┌──

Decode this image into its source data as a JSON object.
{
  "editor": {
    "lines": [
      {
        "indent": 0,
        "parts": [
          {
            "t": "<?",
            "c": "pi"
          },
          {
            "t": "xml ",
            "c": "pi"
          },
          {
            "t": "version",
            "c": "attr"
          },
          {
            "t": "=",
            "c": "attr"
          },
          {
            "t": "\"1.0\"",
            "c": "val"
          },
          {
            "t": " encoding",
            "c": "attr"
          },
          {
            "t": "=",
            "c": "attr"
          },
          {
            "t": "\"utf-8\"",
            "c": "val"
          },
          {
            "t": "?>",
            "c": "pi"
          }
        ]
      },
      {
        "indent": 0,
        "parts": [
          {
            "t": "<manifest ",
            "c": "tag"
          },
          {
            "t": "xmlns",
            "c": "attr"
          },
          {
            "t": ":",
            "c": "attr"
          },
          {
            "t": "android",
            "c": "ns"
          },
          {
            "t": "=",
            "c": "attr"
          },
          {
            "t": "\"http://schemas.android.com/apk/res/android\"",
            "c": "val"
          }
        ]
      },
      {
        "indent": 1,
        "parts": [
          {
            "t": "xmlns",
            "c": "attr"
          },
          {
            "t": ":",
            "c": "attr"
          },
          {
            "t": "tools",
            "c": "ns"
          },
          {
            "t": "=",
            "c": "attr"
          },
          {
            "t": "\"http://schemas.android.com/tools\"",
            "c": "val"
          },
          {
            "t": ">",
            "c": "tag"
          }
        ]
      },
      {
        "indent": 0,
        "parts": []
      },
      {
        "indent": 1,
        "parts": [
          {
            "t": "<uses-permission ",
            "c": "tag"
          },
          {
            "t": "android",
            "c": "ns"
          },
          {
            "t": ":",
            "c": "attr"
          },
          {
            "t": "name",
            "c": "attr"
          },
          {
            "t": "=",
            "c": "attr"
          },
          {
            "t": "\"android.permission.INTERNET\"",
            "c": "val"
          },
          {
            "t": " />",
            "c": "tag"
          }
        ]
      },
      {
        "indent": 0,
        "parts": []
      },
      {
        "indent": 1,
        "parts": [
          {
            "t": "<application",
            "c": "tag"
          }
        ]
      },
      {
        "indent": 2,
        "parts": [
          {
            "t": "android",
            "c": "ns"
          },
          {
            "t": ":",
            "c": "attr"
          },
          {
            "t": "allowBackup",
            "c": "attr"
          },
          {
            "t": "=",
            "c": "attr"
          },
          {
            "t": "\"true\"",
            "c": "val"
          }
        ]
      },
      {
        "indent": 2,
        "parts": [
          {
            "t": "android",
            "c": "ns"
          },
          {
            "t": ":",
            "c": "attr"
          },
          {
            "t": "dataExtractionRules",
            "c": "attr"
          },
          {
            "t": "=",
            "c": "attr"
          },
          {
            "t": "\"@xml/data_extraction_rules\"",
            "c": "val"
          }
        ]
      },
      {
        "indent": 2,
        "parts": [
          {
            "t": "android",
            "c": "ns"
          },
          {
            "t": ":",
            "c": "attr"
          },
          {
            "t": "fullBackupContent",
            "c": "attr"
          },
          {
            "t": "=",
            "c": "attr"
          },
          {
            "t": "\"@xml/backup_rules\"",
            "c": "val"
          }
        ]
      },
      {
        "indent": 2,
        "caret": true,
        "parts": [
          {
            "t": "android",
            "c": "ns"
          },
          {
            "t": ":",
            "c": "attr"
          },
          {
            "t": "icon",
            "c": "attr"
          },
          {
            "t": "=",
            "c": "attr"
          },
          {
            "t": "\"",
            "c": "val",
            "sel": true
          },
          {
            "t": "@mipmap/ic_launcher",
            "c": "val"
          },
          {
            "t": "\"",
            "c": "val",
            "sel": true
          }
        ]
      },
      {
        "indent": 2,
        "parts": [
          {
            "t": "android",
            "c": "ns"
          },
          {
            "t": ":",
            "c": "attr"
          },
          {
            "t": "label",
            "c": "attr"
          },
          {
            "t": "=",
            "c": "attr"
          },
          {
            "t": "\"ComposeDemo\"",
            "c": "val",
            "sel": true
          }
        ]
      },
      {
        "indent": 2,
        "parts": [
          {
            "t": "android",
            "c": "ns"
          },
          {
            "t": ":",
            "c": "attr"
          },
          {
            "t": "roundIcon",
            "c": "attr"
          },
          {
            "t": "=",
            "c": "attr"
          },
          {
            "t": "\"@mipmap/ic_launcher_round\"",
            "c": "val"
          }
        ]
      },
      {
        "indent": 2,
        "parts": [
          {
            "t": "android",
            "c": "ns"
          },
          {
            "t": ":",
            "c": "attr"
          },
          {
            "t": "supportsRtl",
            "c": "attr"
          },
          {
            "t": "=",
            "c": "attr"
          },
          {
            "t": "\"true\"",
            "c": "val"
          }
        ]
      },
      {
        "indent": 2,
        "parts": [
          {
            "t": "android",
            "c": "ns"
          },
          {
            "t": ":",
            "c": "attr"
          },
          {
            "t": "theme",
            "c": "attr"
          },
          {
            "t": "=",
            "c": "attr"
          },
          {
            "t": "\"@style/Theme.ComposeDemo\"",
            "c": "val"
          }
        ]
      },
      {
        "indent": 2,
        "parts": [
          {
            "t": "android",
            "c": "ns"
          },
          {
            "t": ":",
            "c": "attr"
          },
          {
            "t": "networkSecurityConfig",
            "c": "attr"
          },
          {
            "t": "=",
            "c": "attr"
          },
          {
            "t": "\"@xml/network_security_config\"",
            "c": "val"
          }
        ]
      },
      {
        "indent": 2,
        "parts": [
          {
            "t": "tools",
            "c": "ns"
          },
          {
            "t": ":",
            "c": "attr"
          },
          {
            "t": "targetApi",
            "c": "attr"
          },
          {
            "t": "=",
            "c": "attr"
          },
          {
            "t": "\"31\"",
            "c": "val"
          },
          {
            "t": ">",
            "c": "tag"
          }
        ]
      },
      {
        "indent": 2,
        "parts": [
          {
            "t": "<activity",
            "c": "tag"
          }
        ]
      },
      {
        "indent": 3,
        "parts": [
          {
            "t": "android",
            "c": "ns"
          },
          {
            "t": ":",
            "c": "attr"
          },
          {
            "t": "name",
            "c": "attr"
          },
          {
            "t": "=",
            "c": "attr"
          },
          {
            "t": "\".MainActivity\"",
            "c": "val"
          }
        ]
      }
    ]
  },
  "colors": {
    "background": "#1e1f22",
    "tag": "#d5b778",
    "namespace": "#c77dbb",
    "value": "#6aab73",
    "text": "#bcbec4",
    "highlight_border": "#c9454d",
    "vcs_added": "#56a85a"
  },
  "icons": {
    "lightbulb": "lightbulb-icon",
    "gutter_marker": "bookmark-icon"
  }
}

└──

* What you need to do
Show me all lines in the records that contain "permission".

* Answer to this problem
            "t": "<uses-permission ",
            "t": "\"android.permission.INTERNET\"",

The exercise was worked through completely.